He replied, “oh yeah, well that is pretty scary then now isn’t it?” I laughed, and he promised that I’d be ok and said, “don’t worry, with the stuff he’s going to give you, you’re going to love it — you’ll sleep like a baby, a wonderful, dreamless sleep, and wake up feeling superb, it’s the most wonderful feeling. Like walking on air.”
He walked away to get something, and then Bandana Guy started speaking in Dutch to everyone. I just laid there, listening, and he said, “sorry, from time to time we may speak in Dutch — it's just our nature.”
I responded, “That’s ok — you’ll only have to worry if I start speaking in Dutch.”
They all laughed, and Bandana Guy said, “well if that happens, I’ll be writing TONS of articles on you and will request that I can continue to put you under anesthesia to see what other languages I can get out of you.”
We laughed, and then he gave me a shot in my IV of a strong painkiller and Young Intern Guy told me it would make me dizzy — it did, and Bandana Guy told me to close my eyes. A few moments later, he said, “ok Kelly, look at me. It’s time to go to sleep, okay?” I nodded, and the last thing I remember seeing is their silhouettes against the lights above them.

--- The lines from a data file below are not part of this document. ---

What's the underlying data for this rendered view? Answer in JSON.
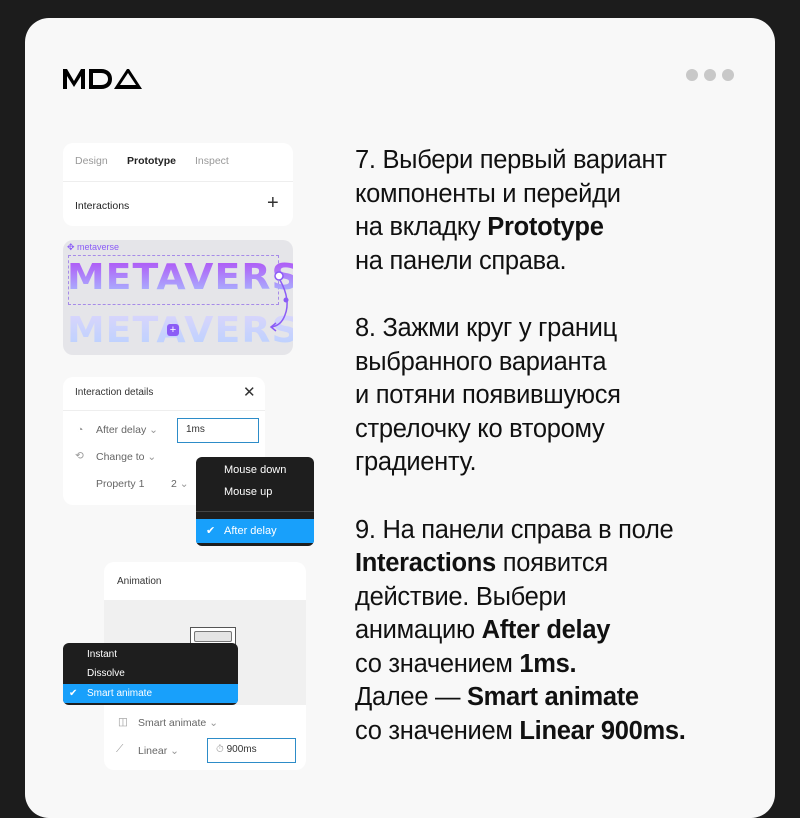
{
  "brand": {
    "logo": "MDA"
  },
  "menu_dots_icon": "more-horizontal-icon",
  "tabs_panel": {
    "tabs": [
      "Design",
      "Prototype",
      "Inspect"
    ],
    "active_tab": "Prototype",
    "section": "Interactions",
    "add_icon": "plus-icon"
  },
  "canvas": {
    "component_label": "metaverse",
    "word": "METAVERSE",
    "accent": "#8b5cf6"
  },
  "interaction_details": {
    "title": "Interaction details",
    "trigger": "After delay",
    "delay_value": "1ms",
    "action": "Change to",
    "property": "Property 1",
    "property_value": "2"
  },
  "trigger_menu": {
    "items": [
      "Mouse down",
      "Mouse up"
    ],
    "selected": "After delay"
  },
  "animation_panel": {
    "title": "Animation",
    "animation": "Smart animate",
    "easing": "Linear",
    "duration": "900ms"
  },
  "animation_menu": {
    "items": [
      "Instant",
      "Dissolve"
    ],
    "selected": "Smart animate"
  },
  "colors": {
    "highlight": "#18a0fb",
    "menu_bg": "#1e1e1e"
  },
  "instructions": [
    [
      [
        [
          "7. Выбери первый вариант",
          false
        ]
      ],
      [
        [
          "компоненты и перейди",
          false
        ]
      ],
      [
        [
          "на вкладку ",
          false
        ],
        [
          "Prototype",
          true
        ]
      ],
      [
        [
          "на панели справа.",
          false
        ]
      ]
    ],
    [
      [
        [
          "8. Зажми круг у границ",
          false
        ]
      ],
      [
        [
          "выбранного варианта",
          false
        ]
      ],
      [
        [
          "и потяни появившуюся",
          false
        ]
      ],
      [
        [
          "стрелочку ко второму",
          false
        ]
      ],
      [
        [
          "градиенту.",
          false
        ]
      ]
    ],
    [
      [
        [
          "9. На панели справа в поле",
          false
        ]
      ],
      [
        [
          "Interactions",
          true
        ],
        [
          " появится",
          false
        ]
      ],
      [
        [
          "действие. Выбери",
          false
        ]
      ],
      [
        [
          "анимацию ",
          false
        ],
        [
          "After delay",
          true
        ]
      ],
      [
        [
          "со значением ",
          false
        ],
        [
          "1ms.",
          true
        ]
      ],
      [
        [
          "Далее — ",
          false
        ],
        [
          "Smart animate",
          true
        ]
      ],
      [
        [
          "со значением ",
          false
        ],
        [
          "Linear 900ms.",
          true
        ]
      ]
    ]
  ]
}
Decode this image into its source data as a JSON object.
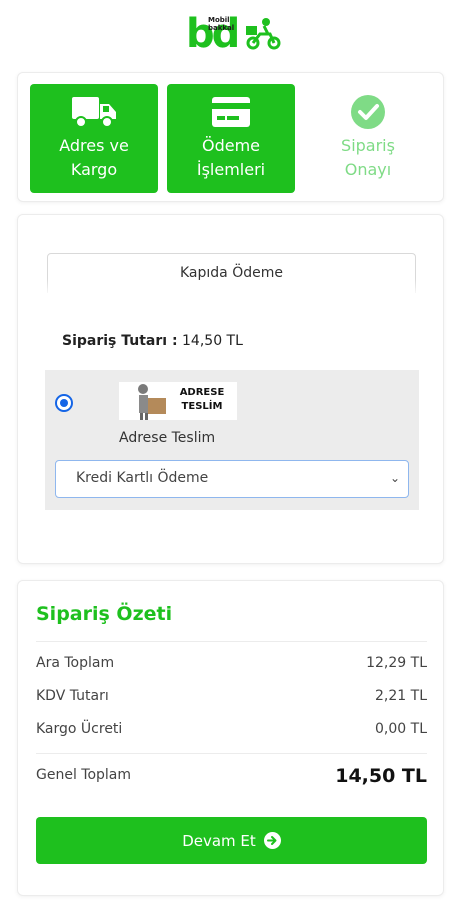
{
  "logo": {
    "letters": "bd",
    "small_text": "Mobil\nbakkal"
  },
  "steps": [
    {
      "label": "Adres ve\nKargo",
      "icon": "truck-icon",
      "state": "active"
    },
    {
      "label": "Ödeme\nİşlemleri",
      "icon": "credit-card-icon",
      "state": "active"
    },
    {
      "label": "Sipariş\nOnayı",
      "icon": "check-circle-icon",
      "state": "pending"
    }
  ],
  "payment": {
    "tab_label": "Kapıda Ödeme",
    "amount_label": "Sipariş Tutarı :",
    "amount_value": "14,50 TL",
    "option": {
      "selected": true,
      "image_text": "ADRESE\nTESLİM",
      "label": "Adrese Teslim",
      "select_value": "Kredi Kartlı Ödeme"
    }
  },
  "summary": {
    "title": "Sipariş Özeti",
    "rows": [
      {
        "label": "Ara Toplam",
        "value": "12,29 TL"
      },
      {
        "label": "KDV Tutarı",
        "value": "2,21 TL"
      },
      {
        "label": "Kargo Ücreti",
        "value": "0,00 TL"
      }
    ],
    "total_label": "Genel Toplam",
    "total_value": "14,50 TL",
    "continue_label": "Devam Et"
  },
  "colors": {
    "brand_green": "#1ec01e",
    "pending_green": "#7fdb86",
    "radio_blue": "#1565e6"
  }
}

While in the recovery room, still sleeping, Sean sat anxiously in the waiting room, determined to fulfill his promise. Once notified that I was out of surgery and in recovery, he went to reception to ask if he could go back into the recovery room to see me. Sympathetically, the receptionist said that he was not allowed to go back at this time. He sat back down, and moments later, the receptionist got up and left the area. Sean jumped at his chance, found the recovery room door, and stood outside in the hallway waiting for a doctor or nurse to go in so he could sneak in behind them.
Once a doctor and a nurse came along and swiped their cards, they went through and he snuck in the door behind them and, in his words, “walked through there like he was supposed to be there.” He bumped into Young Phlebotomist and asked where he could find me.
I woke up to him holding my hand — I looked up at him, groggy and sore but in that pleasant, sleepy, after- anesthesia state, and he smiled and said, “Told ya so.”